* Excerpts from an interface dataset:
- - -

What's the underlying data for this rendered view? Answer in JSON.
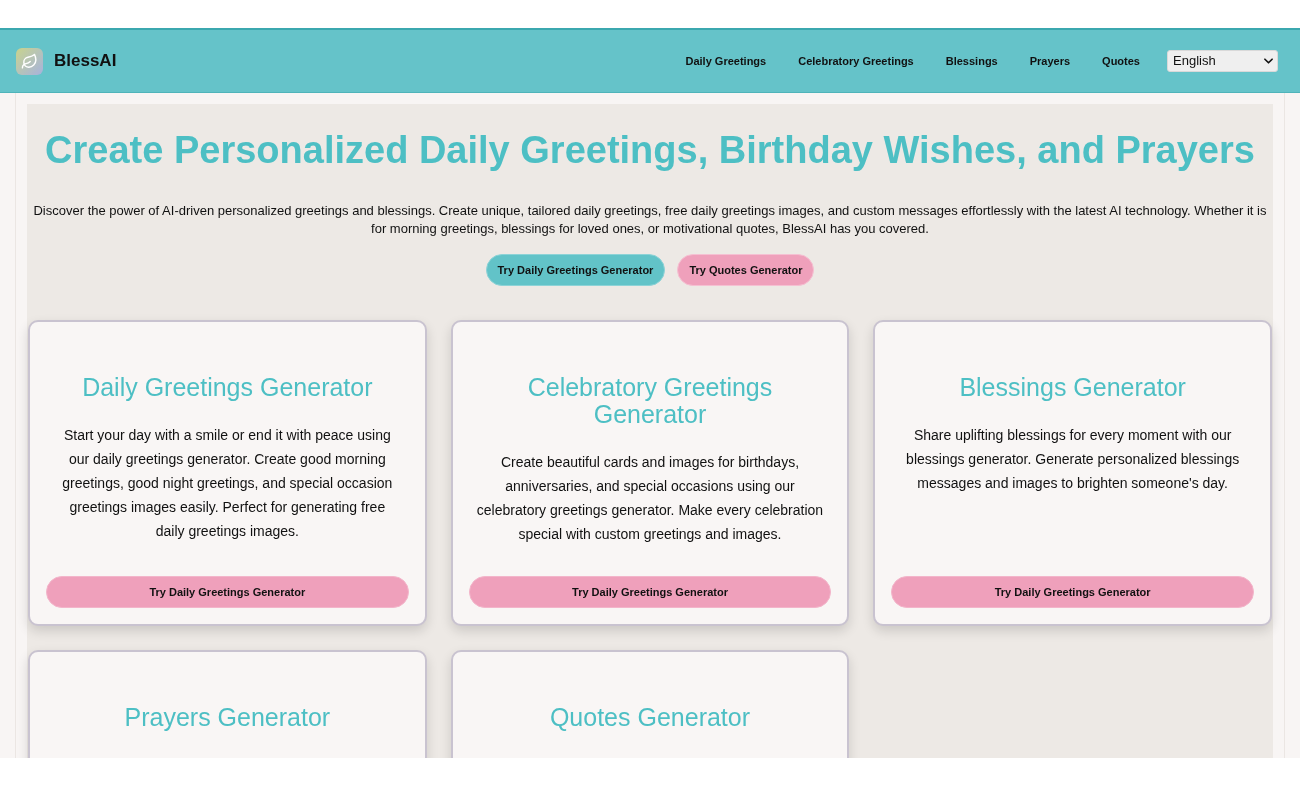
{
  "header": {
    "brand": "BlessAI",
    "nav": [
      "Daily Greetings",
      "Celebratory Greetings",
      "Blessings",
      "Prayers",
      "Quotes"
    ],
    "language": "English"
  },
  "hero": {
    "title": "Create Personalized Daily Greetings, Birthday Wishes, and Prayers",
    "description": "Discover the power of AI-driven personalized greetings and blessings. Create unique, tailored daily greetings, free daily greetings images, and custom messages effortlessly with the latest AI technology. Whether it is for morning greetings, blessings for loved ones, or motivational quotes, BlessAI has you covered.",
    "buttons": [
      {
        "label": "Try Daily Greetings Generator",
        "kind": "primary"
      },
      {
        "label": "Try Quotes Generator",
        "kind": "secondary"
      }
    ]
  },
  "cards": [
    {
      "title": "Daily Greetings Generator",
      "description": "Start your day with a smile or end it with peace using our daily greetings generator. Create good morning greetings, good night greetings, and special occasion greetings images easily. Perfect for generating free daily greetings images.",
      "button": "Try Daily Greetings Generator"
    },
    {
      "title": "Celebratory Greetings Generator",
      "description": "Create beautiful cards and images for birthdays, anniversaries, and special occasions using our celebratory greetings generator. Make every celebration special with custom greetings and images.",
      "button": "Try Daily Greetings Generator"
    },
    {
      "title": "Blessings Generator",
      "description": "Share uplifting blessings for every moment with our blessings generator. Generate personalized blessings messages and images to brighten someone's day.",
      "button": "Try Daily Greetings Generator"
    },
    {
      "title": "Prayers Generator"
    },
    {
      "title": "Quotes Generator"
    }
  ]
}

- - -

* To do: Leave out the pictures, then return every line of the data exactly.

* Exercise output:
What's the underlying data for this rendered view? Answer in JSON.
{
  "header": {
    "brand": "BlessAI",
    "nav": [
      "Daily Greetings",
      "Celebratory Greetings",
      "Blessings",
      "Prayers",
      "Quotes"
    ],
    "language": "English"
  },
  "hero": {
    "title": "Create Personalized Daily Greetings, Birthday Wishes, and Prayers",
    "description": "Discover the power of AI-driven personalized greetings and blessings. Create unique, tailored daily greetings, free daily greetings images, and custom messages effortlessly with the latest AI technology. Whether it is for morning greetings, blessings for loved ones, or motivational quotes, BlessAI has you covered.",
    "buttons": [
      {
        "label": "Try Daily Greetings Generator",
        "kind": "primary"
      },
      {
        "label": "Try Quotes Generator",
        "kind": "secondary"
      }
    ]
  },
  "cards": [
    {
      "title": "Daily Greetings Generator",
      "description": "Start your day with a smile or end it with peace using our daily greetings generator. Create good morning greetings, good night greetings, and special occasion greetings images easily. Perfect for generating free daily greetings images.",
      "button": "Try Daily Greetings Generator"
    },
    {
      "title": "Celebratory Greetings Generator",
      "description": "Create beautiful cards and images for birthdays, anniversaries, and special occasions using our celebratory greetings generator. Make every celebration special with custom greetings and images.",
      "button": "Try Daily Greetings Generator"
    },
    {
      "title": "Blessings Generator",
      "description": "Share uplifting blessings for every moment with our blessings generator. Generate personalized blessings messages and images to brighten someone's day.",
      "button": "Try Daily Greetings Generator"
    },
    {
      "title": "Prayers Generator"
    },
    {
      "title": "Quotes Generator"
    }
  ]
}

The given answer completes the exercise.